Provided information:
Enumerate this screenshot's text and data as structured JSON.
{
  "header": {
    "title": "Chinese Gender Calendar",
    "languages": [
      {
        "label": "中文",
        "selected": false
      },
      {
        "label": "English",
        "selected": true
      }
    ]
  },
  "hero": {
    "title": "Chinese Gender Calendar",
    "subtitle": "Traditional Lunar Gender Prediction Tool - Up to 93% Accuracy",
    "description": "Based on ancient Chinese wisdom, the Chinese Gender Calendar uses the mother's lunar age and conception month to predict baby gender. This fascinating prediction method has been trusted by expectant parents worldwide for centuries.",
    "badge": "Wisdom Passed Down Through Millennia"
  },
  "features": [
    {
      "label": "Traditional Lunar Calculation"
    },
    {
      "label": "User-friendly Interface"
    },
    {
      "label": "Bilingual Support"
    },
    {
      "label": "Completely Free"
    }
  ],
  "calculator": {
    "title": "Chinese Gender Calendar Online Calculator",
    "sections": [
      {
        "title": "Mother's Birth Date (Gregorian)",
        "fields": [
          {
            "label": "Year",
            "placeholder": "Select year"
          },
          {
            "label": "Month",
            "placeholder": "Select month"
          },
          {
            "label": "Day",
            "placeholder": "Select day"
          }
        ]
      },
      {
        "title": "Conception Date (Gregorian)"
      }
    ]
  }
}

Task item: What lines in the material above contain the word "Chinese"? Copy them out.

Task answer:
    "title": "Chinese Gender Calendar",
    "title": "Chinese Gender Calendar",
    "description": "Based on ancient Chinese wisdom, the Chinese Gender Calendar uses the mother's lunar age and conception month to predict baby gender. This fascinating prediction method has been trusted by expectant parents worldwide for centuries.",
    "title": "Chinese Gender Calendar Online Calculator",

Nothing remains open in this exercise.